* **ASSIGNMENT**:
Could you report every line from the entries that includes the word "this"?

* **Interface dataset entries**:
# # # # # # #

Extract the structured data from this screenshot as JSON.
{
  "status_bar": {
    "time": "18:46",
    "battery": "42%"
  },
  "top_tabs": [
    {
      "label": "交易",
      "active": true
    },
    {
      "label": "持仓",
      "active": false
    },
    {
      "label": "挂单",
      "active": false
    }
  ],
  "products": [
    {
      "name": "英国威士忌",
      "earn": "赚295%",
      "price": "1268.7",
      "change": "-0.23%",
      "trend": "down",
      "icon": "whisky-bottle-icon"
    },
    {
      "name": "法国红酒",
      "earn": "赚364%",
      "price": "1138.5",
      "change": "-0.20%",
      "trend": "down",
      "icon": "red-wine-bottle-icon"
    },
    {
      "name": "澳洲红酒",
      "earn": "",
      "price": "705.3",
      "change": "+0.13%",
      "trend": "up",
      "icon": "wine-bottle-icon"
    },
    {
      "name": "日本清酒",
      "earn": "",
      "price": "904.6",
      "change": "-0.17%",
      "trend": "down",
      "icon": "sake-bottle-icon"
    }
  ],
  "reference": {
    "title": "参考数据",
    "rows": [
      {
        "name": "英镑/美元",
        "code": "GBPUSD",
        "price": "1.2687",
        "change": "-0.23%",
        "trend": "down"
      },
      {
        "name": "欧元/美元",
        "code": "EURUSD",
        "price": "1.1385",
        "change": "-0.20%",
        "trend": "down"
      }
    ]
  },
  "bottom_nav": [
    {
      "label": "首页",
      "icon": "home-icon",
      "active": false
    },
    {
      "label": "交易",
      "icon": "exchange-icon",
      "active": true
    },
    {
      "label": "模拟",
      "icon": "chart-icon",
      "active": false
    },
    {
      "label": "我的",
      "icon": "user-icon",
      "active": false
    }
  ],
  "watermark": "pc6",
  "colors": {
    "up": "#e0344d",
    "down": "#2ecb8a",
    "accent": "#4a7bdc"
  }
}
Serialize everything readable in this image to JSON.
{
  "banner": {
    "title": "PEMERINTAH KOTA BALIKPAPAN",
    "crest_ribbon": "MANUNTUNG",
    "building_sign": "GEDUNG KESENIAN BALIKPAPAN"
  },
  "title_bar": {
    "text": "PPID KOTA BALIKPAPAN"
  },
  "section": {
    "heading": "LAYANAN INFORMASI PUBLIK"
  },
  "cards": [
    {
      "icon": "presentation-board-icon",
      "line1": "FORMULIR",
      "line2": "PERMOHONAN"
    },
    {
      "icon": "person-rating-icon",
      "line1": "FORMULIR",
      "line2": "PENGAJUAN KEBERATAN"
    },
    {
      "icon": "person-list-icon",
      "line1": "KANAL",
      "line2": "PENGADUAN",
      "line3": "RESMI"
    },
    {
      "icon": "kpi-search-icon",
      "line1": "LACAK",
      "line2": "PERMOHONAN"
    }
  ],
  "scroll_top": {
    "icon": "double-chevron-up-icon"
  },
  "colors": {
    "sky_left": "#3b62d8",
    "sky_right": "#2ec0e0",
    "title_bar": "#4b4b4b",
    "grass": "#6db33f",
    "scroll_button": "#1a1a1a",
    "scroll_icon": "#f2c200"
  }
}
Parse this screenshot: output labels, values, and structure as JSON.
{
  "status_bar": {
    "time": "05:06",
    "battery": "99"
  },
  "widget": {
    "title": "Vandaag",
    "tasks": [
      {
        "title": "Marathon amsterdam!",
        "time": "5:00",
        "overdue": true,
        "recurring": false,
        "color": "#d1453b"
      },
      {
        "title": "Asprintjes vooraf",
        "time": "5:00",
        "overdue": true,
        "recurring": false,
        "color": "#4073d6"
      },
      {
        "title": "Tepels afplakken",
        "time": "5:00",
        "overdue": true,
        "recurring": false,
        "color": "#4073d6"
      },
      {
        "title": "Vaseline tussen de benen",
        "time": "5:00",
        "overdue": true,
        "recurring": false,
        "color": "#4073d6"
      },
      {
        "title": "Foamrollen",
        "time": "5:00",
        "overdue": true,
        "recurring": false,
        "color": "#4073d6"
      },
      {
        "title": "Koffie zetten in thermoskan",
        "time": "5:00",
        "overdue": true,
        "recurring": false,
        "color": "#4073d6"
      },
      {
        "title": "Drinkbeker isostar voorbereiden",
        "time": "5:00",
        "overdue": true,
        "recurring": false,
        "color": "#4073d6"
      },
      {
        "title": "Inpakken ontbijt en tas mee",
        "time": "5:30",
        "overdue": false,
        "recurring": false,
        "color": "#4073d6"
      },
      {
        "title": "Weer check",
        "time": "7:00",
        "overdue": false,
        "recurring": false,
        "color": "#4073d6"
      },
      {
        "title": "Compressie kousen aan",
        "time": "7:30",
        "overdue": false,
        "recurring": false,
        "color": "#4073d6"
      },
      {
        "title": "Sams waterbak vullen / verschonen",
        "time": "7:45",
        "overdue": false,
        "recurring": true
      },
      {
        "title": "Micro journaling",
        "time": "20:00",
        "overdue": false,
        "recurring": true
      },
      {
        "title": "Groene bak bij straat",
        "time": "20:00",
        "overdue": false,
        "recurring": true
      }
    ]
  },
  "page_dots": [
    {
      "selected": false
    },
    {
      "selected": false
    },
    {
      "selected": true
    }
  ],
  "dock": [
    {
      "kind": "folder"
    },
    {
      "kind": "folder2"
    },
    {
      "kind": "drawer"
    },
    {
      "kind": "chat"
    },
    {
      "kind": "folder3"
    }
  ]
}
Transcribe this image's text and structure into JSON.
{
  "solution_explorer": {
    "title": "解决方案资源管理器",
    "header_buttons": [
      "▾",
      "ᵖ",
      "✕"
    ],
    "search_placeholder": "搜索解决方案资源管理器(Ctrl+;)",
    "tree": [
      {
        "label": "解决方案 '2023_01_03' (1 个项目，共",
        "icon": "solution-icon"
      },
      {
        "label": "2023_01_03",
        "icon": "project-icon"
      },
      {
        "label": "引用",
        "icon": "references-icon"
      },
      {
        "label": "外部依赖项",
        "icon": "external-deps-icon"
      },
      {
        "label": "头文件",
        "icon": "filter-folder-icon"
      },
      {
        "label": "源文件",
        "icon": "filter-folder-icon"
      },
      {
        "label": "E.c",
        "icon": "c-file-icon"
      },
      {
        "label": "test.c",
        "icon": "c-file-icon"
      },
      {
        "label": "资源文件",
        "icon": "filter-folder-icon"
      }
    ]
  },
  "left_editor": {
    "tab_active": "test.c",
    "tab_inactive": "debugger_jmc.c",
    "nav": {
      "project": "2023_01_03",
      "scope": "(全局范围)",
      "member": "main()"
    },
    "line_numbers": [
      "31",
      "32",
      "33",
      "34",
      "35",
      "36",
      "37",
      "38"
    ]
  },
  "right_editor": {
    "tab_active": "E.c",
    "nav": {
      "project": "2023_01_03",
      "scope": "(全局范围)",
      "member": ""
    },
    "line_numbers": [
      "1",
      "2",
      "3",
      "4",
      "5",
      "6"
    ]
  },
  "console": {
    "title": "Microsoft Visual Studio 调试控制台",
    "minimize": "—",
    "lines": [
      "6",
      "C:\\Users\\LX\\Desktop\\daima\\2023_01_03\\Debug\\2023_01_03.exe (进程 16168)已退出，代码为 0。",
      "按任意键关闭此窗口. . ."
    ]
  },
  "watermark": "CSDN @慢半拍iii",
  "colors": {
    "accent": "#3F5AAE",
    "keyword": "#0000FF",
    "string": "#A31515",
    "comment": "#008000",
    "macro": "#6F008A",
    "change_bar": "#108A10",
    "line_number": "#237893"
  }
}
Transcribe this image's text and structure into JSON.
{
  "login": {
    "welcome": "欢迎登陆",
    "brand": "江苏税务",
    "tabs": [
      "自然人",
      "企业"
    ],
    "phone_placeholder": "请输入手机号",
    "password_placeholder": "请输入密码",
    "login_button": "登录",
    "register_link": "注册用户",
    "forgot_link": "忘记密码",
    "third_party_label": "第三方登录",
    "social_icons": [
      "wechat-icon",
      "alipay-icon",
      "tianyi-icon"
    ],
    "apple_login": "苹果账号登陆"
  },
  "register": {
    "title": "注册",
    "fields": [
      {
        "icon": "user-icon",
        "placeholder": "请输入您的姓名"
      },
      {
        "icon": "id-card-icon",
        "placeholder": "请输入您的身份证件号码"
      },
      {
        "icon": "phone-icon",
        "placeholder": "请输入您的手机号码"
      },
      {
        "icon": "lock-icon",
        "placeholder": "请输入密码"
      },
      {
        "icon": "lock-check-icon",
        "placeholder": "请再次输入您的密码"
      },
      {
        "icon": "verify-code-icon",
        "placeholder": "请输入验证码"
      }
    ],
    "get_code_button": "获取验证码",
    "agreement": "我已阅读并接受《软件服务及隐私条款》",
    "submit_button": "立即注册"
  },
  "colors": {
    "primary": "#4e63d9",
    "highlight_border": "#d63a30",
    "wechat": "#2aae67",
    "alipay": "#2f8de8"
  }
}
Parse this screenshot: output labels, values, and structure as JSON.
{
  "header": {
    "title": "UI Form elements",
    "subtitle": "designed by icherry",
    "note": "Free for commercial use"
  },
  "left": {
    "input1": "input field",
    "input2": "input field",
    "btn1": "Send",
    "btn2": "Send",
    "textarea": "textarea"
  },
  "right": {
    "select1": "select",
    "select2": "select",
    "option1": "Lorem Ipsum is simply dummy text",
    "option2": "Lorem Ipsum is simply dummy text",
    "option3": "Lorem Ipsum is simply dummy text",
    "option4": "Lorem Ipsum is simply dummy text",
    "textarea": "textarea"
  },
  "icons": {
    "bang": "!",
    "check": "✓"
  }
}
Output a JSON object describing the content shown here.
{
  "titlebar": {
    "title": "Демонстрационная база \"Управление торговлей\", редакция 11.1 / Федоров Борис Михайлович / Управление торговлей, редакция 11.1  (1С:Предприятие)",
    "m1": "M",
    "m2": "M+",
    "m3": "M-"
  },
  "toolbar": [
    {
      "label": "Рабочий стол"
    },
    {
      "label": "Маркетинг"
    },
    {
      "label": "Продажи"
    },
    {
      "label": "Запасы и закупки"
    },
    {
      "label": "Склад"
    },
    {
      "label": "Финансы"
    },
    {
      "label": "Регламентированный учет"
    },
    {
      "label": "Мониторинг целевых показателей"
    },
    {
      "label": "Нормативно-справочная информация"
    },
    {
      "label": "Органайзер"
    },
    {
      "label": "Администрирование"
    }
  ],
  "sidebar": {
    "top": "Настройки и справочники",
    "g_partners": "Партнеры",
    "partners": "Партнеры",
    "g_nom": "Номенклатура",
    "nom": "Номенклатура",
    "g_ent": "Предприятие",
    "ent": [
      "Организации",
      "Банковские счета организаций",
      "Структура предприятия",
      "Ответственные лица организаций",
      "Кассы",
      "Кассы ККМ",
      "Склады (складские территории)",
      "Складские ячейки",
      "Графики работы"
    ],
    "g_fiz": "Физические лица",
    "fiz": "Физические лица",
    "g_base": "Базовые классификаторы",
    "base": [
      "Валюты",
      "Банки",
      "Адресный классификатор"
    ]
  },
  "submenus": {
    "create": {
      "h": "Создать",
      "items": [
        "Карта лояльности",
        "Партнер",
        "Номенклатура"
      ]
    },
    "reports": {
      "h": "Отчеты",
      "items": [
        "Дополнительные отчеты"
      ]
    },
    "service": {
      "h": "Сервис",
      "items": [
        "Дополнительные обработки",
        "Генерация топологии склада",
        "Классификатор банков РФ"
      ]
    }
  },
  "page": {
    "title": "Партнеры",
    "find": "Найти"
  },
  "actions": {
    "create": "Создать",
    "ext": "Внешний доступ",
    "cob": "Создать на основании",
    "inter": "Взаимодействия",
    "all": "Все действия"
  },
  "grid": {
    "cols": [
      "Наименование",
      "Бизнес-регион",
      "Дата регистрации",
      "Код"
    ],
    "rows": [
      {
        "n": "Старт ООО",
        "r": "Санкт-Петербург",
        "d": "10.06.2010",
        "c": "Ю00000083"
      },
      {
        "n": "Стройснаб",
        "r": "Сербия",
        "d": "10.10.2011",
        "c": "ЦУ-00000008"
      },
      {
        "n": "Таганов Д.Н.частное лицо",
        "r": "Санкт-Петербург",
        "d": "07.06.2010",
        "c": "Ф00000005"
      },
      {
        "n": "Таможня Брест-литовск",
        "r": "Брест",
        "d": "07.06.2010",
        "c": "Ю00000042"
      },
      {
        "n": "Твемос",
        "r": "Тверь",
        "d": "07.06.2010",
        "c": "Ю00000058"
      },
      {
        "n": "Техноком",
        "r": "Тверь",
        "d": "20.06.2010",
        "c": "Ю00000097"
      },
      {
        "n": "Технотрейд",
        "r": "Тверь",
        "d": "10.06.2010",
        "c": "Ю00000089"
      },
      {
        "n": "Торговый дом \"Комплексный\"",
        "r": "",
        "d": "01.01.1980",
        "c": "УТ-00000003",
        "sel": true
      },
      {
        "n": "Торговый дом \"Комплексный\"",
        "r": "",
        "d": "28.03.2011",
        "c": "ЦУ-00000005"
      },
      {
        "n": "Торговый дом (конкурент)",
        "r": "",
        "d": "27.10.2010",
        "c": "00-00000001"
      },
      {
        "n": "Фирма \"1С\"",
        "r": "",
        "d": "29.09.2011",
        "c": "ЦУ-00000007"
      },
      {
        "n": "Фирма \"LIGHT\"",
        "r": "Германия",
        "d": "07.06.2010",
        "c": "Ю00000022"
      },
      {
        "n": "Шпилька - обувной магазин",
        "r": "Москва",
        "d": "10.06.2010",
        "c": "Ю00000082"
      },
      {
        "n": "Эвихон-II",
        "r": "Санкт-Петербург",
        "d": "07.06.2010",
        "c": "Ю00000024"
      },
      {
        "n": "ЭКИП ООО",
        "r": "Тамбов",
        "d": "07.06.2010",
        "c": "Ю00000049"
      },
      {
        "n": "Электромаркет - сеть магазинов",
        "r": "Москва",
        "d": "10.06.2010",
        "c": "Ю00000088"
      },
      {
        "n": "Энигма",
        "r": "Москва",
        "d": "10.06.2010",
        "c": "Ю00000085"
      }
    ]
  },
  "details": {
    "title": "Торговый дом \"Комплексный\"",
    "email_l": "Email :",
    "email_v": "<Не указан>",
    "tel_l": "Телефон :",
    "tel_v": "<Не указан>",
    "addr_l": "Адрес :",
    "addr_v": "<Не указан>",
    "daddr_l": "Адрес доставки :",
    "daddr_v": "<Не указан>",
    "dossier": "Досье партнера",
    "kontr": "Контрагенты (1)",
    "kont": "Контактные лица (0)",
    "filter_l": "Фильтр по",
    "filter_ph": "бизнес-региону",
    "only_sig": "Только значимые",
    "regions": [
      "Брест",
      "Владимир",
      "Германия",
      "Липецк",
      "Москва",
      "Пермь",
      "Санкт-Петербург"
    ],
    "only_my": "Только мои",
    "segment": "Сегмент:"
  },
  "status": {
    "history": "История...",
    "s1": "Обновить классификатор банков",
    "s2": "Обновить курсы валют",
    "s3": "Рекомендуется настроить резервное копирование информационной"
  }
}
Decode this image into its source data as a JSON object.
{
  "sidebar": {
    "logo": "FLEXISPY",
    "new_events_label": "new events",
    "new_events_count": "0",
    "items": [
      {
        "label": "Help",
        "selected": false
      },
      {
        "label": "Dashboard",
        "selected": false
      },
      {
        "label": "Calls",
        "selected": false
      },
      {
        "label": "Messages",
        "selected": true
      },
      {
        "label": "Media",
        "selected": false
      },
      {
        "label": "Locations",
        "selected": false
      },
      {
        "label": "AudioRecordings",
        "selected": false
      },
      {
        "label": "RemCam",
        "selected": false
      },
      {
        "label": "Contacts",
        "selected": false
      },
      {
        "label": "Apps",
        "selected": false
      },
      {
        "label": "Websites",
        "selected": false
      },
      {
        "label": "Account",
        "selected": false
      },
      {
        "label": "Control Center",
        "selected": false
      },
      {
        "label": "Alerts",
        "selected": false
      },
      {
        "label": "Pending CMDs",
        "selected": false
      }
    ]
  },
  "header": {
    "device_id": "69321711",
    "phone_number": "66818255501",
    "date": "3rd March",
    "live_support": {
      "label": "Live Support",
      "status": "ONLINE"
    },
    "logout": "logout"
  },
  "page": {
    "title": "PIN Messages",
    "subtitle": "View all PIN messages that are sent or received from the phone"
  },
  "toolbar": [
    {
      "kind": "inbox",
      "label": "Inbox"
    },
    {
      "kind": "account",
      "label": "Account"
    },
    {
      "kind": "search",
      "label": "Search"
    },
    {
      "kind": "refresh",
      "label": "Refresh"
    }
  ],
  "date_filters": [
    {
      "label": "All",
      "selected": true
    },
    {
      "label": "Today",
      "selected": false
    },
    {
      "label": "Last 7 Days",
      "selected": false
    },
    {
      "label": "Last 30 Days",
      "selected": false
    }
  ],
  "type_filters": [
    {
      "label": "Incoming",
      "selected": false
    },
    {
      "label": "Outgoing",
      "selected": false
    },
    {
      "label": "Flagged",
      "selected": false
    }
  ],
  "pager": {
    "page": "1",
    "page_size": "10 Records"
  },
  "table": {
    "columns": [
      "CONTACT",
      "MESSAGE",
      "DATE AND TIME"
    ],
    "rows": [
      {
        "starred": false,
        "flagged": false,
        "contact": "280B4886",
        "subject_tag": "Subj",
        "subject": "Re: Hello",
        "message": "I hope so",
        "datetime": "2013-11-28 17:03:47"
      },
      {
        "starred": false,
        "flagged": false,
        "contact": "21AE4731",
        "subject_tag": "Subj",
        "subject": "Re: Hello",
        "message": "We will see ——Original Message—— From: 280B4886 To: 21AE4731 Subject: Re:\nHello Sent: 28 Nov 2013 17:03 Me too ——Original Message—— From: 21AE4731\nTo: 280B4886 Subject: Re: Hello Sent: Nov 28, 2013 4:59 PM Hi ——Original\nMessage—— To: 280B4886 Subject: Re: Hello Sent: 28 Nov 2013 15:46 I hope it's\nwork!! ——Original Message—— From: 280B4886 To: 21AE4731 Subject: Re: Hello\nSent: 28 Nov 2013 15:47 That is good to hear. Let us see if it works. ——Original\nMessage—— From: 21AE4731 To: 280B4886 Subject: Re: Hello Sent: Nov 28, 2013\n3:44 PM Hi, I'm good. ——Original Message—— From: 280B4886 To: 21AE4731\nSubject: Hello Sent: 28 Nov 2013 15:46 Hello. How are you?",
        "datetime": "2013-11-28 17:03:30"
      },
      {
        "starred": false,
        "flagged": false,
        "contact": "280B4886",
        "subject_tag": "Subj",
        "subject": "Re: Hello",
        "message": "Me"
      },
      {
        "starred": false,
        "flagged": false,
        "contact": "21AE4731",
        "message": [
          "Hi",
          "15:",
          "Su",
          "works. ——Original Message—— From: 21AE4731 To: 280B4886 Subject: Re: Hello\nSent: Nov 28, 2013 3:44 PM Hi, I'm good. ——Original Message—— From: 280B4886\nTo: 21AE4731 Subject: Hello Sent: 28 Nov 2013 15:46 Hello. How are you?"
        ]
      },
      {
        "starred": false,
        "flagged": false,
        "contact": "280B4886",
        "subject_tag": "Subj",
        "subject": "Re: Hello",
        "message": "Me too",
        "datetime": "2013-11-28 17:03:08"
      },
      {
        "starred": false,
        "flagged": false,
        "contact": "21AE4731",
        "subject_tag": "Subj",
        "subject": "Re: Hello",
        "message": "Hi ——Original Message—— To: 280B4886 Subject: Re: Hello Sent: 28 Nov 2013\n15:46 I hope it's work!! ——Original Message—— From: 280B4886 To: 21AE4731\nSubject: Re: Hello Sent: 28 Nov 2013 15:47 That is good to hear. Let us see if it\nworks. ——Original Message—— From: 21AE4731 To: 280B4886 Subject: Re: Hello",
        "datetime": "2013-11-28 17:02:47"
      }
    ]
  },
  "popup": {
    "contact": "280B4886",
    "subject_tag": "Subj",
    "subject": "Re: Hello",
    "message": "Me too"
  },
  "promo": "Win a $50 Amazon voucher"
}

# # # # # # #

* **ANSWER BELOW**:
Extract the structured data from this screenshot as JSON.
Serialize everything readable in this image to JSON.
Parse this screenshot: output labels, values, and structure as JSON.
Transcribe this image's text and structure into JSON.
Transcribe this image's text and structure into JSON.
Parse this screenshot: output labels, values, and structure as JSON.
Decode this image into its source data as a JSON object.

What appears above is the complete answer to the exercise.